EXERCISE REQUIREMENTS — Check each line of the material below for the word "Dapatkan". Say how many lines have it, and nothing else.

ENTRIES SHOWN —

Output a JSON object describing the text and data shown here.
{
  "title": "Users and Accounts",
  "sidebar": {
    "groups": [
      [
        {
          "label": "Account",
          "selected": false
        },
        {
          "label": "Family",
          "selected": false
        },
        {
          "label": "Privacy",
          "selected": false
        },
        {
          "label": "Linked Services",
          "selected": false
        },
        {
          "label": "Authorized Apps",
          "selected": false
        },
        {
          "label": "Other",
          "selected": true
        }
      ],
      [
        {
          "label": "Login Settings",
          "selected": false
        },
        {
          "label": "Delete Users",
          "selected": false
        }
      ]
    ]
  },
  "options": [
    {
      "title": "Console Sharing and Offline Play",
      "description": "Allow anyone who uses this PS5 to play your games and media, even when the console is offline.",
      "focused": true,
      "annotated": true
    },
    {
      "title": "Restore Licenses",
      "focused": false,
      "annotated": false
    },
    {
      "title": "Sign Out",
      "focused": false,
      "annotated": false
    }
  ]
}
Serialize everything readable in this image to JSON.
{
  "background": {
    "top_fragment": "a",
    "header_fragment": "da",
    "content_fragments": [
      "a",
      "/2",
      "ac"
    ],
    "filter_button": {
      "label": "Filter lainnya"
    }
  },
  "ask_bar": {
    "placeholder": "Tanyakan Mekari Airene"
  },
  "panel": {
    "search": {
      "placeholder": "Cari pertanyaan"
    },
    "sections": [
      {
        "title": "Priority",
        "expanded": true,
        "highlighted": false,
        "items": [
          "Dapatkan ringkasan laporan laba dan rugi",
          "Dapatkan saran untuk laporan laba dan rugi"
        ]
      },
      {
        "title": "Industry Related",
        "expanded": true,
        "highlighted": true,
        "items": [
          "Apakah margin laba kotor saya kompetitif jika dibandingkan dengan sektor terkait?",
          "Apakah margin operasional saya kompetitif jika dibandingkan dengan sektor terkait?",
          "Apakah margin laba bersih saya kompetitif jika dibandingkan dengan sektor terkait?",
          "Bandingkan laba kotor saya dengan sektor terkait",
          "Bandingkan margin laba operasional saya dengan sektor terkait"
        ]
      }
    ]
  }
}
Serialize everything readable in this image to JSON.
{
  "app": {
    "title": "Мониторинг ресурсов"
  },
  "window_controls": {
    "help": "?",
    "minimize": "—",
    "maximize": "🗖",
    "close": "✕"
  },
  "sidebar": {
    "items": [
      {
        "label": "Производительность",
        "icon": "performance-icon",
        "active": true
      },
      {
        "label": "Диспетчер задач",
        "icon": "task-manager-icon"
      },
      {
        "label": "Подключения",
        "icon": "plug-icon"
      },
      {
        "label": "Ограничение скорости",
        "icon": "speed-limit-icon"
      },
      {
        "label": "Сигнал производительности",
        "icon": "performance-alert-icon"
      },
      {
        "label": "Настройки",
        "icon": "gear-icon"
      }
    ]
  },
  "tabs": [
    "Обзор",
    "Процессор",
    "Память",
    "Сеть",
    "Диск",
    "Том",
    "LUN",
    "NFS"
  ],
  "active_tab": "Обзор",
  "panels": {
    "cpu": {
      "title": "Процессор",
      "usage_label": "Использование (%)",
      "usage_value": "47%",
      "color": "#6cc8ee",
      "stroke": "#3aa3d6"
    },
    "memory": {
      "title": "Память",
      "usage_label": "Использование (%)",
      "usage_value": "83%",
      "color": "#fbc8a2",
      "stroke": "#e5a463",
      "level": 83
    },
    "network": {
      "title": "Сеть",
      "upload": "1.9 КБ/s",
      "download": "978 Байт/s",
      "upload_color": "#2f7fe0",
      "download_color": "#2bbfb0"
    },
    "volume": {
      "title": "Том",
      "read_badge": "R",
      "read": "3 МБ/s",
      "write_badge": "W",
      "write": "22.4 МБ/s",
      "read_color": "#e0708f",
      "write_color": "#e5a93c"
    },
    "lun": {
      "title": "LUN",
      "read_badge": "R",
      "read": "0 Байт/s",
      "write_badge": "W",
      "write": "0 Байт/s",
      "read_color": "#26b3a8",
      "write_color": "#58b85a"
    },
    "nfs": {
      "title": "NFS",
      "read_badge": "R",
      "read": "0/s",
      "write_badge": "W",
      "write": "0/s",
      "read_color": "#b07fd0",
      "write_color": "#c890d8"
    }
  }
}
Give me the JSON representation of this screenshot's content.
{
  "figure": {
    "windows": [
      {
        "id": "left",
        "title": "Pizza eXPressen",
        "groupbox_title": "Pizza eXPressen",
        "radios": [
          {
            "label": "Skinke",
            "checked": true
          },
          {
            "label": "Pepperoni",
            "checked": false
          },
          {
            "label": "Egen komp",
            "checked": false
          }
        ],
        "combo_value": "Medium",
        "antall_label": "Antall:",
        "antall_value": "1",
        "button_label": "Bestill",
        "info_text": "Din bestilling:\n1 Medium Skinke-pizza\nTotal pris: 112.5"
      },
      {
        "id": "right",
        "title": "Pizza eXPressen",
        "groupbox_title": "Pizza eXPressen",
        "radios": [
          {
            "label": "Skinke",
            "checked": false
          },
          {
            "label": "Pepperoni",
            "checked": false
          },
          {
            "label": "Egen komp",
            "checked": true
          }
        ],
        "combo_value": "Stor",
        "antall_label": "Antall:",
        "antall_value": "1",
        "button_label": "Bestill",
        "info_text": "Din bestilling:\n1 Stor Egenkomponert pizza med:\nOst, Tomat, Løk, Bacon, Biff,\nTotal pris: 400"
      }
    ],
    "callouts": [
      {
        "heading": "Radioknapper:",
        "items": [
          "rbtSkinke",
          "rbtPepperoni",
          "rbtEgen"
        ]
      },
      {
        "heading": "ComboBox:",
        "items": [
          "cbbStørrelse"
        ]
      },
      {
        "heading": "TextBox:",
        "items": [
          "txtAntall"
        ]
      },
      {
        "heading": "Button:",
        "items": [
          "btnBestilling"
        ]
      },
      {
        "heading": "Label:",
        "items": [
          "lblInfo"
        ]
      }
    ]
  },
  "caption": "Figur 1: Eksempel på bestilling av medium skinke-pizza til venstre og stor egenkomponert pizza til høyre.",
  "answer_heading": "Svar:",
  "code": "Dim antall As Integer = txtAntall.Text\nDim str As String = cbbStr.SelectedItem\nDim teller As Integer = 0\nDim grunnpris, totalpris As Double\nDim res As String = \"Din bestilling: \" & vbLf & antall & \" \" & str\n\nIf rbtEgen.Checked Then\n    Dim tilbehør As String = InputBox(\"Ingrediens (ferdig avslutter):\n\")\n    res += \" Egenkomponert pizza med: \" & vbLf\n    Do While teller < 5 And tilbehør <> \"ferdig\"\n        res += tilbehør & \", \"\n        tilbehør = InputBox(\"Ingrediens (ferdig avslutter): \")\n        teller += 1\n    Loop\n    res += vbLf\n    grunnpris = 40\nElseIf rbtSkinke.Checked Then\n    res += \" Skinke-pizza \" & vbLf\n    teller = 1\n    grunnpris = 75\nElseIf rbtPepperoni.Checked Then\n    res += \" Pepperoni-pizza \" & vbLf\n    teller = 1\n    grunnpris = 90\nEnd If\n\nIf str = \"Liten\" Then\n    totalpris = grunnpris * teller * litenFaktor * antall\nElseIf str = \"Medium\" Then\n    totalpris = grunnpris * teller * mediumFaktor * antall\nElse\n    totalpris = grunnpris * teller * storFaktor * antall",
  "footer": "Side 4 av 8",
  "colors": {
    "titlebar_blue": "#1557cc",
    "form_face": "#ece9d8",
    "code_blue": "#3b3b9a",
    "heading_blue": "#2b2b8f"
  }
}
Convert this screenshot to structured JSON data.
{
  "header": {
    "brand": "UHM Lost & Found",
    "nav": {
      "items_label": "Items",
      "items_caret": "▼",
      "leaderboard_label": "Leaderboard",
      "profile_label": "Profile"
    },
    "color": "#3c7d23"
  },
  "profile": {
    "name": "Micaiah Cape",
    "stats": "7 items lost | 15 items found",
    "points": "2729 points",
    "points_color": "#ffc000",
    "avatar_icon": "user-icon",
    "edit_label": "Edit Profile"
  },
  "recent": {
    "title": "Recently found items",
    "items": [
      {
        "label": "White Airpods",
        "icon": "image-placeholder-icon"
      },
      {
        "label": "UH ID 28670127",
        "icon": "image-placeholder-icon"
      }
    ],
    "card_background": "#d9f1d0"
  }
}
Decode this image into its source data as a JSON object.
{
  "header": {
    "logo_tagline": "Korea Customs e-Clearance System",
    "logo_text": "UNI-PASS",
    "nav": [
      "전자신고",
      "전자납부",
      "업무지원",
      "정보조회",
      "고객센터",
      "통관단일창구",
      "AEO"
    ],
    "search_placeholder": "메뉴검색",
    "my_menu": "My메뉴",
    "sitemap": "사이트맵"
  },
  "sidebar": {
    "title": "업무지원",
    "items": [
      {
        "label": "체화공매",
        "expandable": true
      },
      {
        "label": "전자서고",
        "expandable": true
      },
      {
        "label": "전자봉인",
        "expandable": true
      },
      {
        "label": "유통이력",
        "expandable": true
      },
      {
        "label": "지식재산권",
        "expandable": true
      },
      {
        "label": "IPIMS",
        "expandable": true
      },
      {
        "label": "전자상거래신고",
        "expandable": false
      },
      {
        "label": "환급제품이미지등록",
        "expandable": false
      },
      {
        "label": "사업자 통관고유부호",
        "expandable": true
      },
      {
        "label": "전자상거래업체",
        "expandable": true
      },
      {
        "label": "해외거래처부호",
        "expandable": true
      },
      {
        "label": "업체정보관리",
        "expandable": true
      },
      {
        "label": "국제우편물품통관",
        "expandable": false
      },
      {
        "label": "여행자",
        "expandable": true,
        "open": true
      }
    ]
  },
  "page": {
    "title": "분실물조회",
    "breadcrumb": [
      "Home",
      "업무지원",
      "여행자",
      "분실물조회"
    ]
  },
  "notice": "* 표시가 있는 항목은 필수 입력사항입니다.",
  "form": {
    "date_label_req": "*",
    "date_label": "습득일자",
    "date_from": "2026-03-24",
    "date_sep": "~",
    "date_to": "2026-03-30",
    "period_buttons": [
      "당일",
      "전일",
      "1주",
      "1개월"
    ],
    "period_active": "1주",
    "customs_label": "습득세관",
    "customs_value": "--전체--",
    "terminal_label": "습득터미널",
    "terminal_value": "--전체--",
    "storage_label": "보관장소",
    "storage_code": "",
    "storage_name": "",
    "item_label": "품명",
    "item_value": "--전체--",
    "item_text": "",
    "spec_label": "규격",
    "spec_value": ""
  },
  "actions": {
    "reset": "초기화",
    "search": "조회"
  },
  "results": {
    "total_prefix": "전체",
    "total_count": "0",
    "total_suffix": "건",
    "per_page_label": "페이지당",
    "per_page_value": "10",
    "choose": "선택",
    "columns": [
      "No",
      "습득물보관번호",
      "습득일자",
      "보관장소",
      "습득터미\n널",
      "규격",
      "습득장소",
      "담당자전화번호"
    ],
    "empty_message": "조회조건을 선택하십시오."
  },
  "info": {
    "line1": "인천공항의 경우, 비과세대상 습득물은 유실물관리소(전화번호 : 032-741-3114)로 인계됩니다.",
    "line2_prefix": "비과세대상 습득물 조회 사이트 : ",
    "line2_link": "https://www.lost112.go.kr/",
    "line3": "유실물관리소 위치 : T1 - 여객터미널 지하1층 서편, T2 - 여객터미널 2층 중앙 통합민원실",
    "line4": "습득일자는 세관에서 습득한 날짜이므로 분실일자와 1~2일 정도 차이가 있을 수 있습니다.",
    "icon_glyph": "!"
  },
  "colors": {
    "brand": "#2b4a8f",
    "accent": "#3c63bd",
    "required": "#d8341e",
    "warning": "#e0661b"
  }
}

OUTPUT — 2